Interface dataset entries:
##############################
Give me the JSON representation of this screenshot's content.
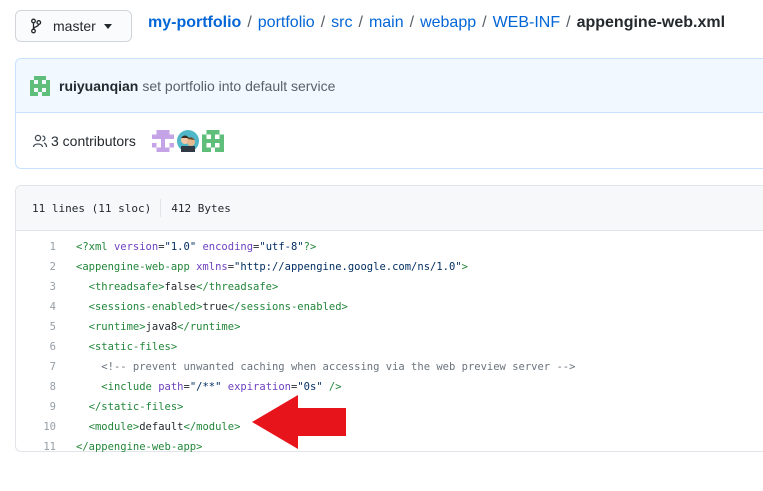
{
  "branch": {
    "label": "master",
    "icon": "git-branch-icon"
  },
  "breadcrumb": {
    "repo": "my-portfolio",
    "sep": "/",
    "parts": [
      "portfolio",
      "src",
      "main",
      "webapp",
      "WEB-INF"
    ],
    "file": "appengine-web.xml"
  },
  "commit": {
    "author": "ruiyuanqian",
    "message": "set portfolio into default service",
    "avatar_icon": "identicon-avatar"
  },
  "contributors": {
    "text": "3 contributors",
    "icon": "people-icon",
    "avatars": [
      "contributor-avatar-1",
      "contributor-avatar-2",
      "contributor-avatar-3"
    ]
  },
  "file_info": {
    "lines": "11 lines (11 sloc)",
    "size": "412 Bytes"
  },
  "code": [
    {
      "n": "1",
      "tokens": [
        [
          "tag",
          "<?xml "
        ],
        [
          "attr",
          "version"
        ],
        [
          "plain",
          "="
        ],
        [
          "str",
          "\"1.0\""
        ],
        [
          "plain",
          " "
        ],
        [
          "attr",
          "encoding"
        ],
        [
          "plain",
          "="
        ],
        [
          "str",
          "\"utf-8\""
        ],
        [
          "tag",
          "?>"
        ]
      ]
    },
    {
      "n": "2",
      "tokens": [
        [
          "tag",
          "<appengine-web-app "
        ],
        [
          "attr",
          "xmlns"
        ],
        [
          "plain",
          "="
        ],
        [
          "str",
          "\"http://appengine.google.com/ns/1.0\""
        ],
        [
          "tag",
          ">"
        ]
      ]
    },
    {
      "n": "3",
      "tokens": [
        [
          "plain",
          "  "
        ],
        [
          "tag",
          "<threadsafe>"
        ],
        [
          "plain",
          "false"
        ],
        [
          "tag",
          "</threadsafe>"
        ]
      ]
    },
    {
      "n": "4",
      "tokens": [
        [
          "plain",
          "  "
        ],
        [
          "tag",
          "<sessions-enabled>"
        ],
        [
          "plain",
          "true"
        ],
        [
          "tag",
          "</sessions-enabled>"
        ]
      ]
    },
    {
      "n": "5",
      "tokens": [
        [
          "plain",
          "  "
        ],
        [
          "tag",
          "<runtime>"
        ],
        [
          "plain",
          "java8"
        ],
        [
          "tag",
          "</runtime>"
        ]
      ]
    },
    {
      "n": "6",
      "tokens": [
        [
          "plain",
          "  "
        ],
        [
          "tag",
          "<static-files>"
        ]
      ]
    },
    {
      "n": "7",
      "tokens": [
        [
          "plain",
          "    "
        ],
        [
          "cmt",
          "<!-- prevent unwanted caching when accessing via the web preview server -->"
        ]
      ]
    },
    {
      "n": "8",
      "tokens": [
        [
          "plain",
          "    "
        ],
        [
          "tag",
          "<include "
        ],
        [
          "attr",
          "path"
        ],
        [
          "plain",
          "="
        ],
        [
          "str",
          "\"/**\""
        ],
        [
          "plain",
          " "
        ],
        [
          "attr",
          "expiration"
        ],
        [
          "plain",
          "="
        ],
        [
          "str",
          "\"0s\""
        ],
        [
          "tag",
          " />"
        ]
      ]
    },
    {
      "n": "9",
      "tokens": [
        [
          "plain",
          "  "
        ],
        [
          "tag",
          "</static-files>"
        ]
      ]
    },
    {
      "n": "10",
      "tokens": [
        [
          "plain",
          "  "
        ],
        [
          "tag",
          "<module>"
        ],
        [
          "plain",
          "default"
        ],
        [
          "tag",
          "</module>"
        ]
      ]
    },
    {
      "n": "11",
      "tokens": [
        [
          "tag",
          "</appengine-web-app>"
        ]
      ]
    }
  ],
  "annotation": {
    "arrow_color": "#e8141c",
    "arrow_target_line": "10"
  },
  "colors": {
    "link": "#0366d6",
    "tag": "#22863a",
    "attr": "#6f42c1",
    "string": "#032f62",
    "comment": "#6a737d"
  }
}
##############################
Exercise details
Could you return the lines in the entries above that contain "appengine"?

Output for this exercise
    "file": "appengine-web.xml"
          "<appengine-web-app "
          "\"http://appengine.google.com/ns/1.0\""
          "</appengine-web-app>"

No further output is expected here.